HOW TO COMPLETE THIS TASK
Scan the records for the string "direction" and copy every line that holds it.

PROVIDED RECORDS
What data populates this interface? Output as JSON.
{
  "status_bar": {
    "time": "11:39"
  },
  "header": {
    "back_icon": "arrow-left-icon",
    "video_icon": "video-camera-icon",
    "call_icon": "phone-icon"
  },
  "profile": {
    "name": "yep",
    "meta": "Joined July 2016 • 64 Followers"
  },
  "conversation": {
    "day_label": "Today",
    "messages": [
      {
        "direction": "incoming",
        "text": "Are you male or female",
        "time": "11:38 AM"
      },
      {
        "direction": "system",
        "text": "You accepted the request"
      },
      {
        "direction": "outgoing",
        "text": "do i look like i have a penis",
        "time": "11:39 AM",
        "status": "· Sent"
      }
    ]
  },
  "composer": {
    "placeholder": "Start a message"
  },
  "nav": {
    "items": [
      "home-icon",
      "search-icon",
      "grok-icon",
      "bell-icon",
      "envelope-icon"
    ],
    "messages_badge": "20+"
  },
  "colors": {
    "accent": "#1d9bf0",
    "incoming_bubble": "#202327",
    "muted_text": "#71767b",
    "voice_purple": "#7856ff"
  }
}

ANSWER SPACE
        "direction": "incoming",
        "direction": "system",
        "direction": "outgoing",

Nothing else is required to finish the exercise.